>>>

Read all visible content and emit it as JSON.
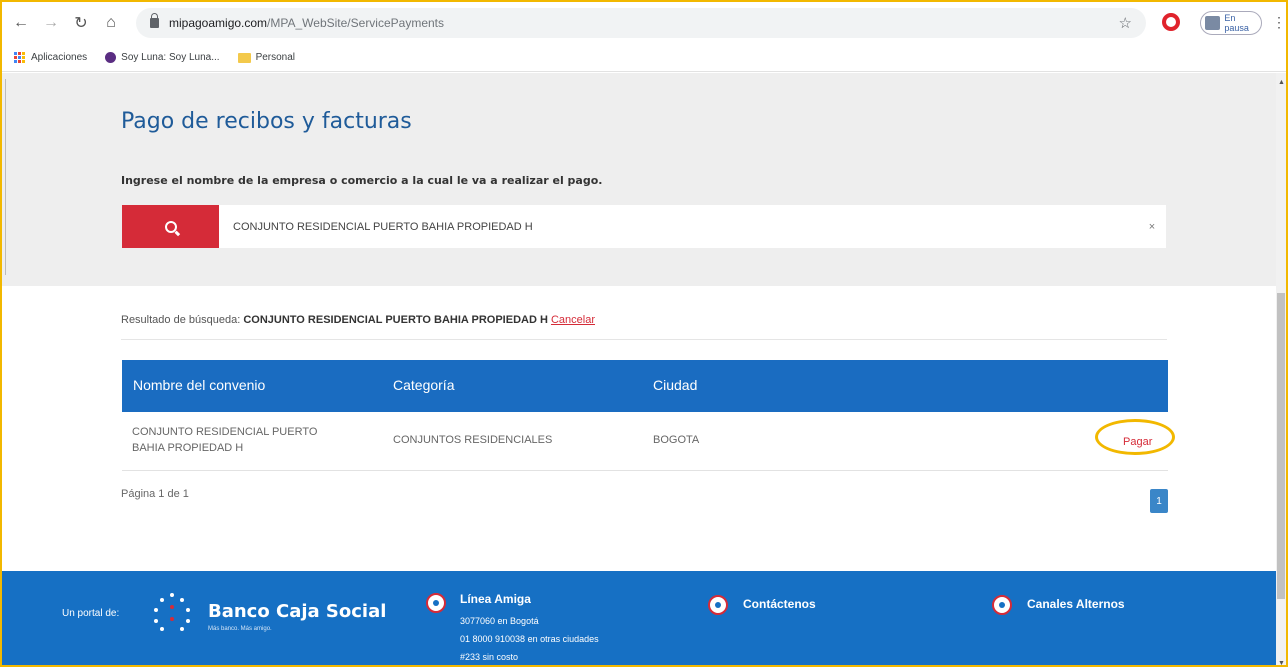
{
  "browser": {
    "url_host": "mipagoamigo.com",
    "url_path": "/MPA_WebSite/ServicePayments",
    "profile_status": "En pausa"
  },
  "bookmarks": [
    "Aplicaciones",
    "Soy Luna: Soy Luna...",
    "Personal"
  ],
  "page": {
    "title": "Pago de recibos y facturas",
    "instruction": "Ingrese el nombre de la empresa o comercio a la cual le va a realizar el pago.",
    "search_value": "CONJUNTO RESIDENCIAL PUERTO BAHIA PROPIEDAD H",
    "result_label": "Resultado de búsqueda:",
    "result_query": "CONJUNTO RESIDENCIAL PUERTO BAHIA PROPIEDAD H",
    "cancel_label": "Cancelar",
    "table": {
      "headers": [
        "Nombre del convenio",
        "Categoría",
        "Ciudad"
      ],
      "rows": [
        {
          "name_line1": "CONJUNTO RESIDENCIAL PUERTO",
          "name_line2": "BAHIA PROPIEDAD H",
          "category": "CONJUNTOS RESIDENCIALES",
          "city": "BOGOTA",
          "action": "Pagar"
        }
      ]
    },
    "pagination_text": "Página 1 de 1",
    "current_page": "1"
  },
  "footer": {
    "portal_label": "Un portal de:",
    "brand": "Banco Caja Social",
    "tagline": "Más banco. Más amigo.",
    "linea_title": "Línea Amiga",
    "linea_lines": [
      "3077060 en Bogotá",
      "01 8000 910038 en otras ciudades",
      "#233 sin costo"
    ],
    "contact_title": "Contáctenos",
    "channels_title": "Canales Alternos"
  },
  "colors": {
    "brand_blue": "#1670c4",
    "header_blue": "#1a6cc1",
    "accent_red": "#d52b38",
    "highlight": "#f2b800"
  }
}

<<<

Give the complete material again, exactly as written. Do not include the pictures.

Read all visible content and emit it as JSON.
{
  "browser": {
    "url_host": "mipagoamigo.com",
    "url_path": "/MPA_WebSite/ServicePayments",
    "profile_status": "En pausa"
  },
  "bookmarks": [
    "Aplicaciones",
    "Soy Luna: Soy Luna...",
    "Personal"
  ],
  "page": {
    "title": "Pago de recibos y facturas",
    "instruction": "Ingrese el nombre de la empresa o comercio a la cual le va a realizar el pago.",
    "search_value": "CONJUNTO RESIDENCIAL PUERTO BAHIA PROPIEDAD H",
    "result_label": "Resultado de búsqueda:",
    "result_query": "CONJUNTO RESIDENCIAL PUERTO BAHIA PROPIEDAD H",
    "cancel_label": "Cancelar",
    "table": {
      "headers": [
        "Nombre del convenio",
        "Categoría",
        "Ciudad"
      ],
      "rows": [
        {
          "name_line1": "CONJUNTO RESIDENCIAL PUERTO",
          "name_line2": "BAHIA PROPIEDAD H",
          "category": "CONJUNTOS RESIDENCIALES",
          "city": "BOGOTA",
          "action": "Pagar"
        }
      ]
    },
    "pagination_text": "Página 1 de 1",
    "current_page": "1"
  },
  "footer": {
    "portal_label": "Un portal de:",
    "brand": "Banco Caja Social",
    "tagline": "Más banco. Más amigo.",
    "linea_title": "Línea Amiga",
    "linea_lines": [
      "3077060 en Bogotá",
      "01 8000 910038 en otras ciudades",
      "#233 sin costo"
    ],
    "contact_title": "Contáctenos",
    "channels_title": "Canales Alternos"
  },
  "colors": {
    "brand_blue": "#1670c4",
    "header_blue": "#1a6cc1",
    "accent_red": "#d52b38",
    "highlight": "#f2b800"
  }
}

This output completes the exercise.